PROBLEM STATEMENT: Only the pictures are to be left out; the listing itself is repeated exactly.

SOURCE DATA:
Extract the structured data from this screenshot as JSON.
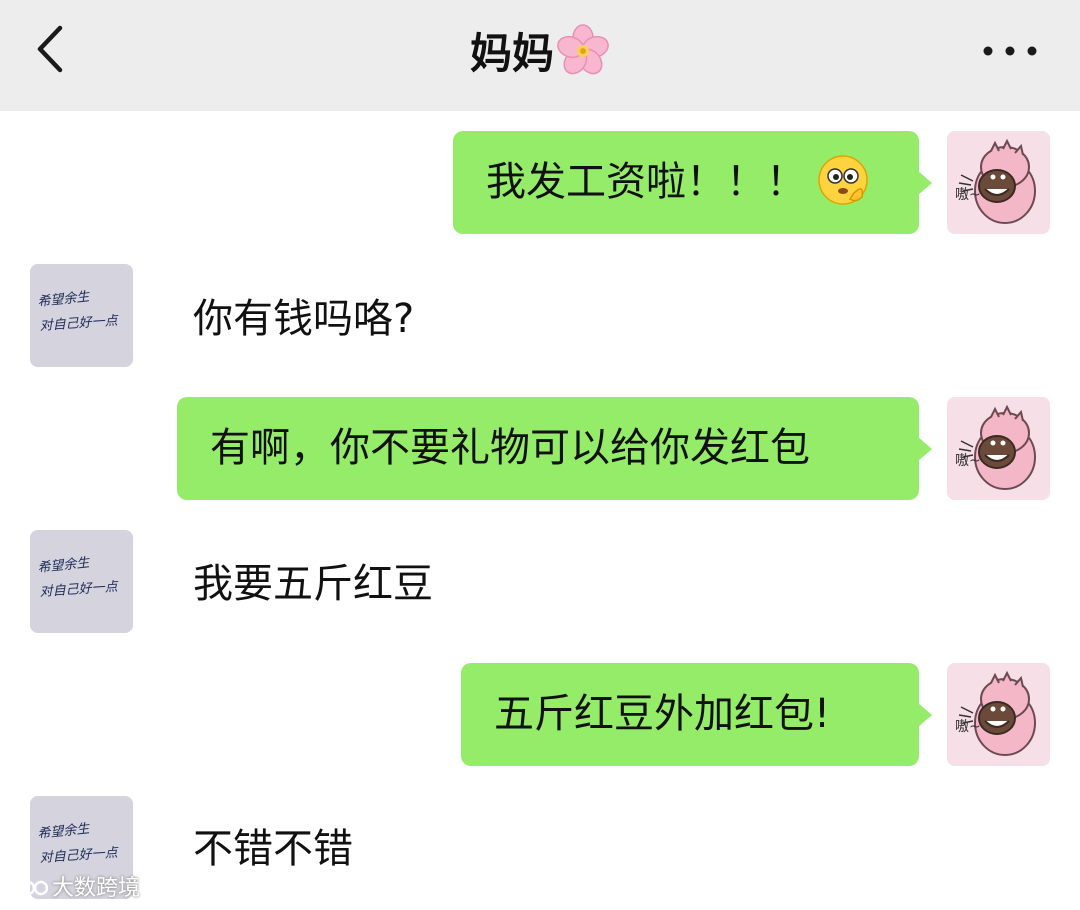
{
  "header": {
    "title": "妈妈",
    "back_icon": "chevron-left-icon",
    "more_icon": "more-dots-icon",
    "title_emoji": "cherry-blossom-icon",
    "background_color": "#ededed"
  },
  "messages": [
    {
      "sender": "me",
      "text": "我发工资啦！！！",
      "emoji": "saluting-face-icon"
    },
    {
      "sender": "mom",
      "text": "你有钱吗咯?"
    },
    {
      "sender": "me",
      "text": "有啊，你不要礼物可以给你发红包"
    },
    {
      "sender": "mom",
      "text": "我要五斤红豆"
    },
    {
      "sender": "me",
      "text": "五斤红豆外加红包!"
    },
    {
      "sender": "mom",
      "text": "不错不错"
    }
  ],
  "avatars": {
    "me_avatar_text": "嗷~",
    "mom_avatar_lines": [
      "希望余生",
      "对自己好一点"
    ]
  },
  "colors": {
    "outgoing_bubble": "#95ec69",
    "chat_background": "#ffffff"
  },
  "watermark": {
    "text": "大数跨境"
  }
}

FINISHED EXERCISE:
Extract the structured data from this screenshot as JSON.
{
  "header": {
    "title": "妈妈",
    "back_icon": "chevron-left-icon",
    "more_icon": "more-dots-icon",
    "title_emoji": "cherry-blossom-icon",
    "background_color": "#ededed"
  },
  "messages": [
    {
      "sender": "me",
      "text": "我发工资啦！！！",
      "emoji": "saluting-face-icon"
    },
    {
      "sender": "mom",
      "text": "你有钱吗咯?"
    },
    {
      "sender": "me",
      "text": "有啊，你不要礼物可以给你发红包"
    },
    {
      "sender": "mom",
      "text": "我要五斤红豆"
    },
    {
      "sender": "me",
      "text": "五斤红豆外加红包!"
    },
    {
      "sender": "mom",
      "text": "不错不错"
    }
  ],
  "avatars": {
    "me_avatar_text": "嗷~",
    "mom_avatar_lines": [
      "希望余生",
      "对自己好一点"
    ]
  },
  "colors": {
    "outgoing_bubble": "#95ec69",
    "chat_background": "#ffffff"
  },
  "watermark": {
    "text": "大数跨境"
  }
}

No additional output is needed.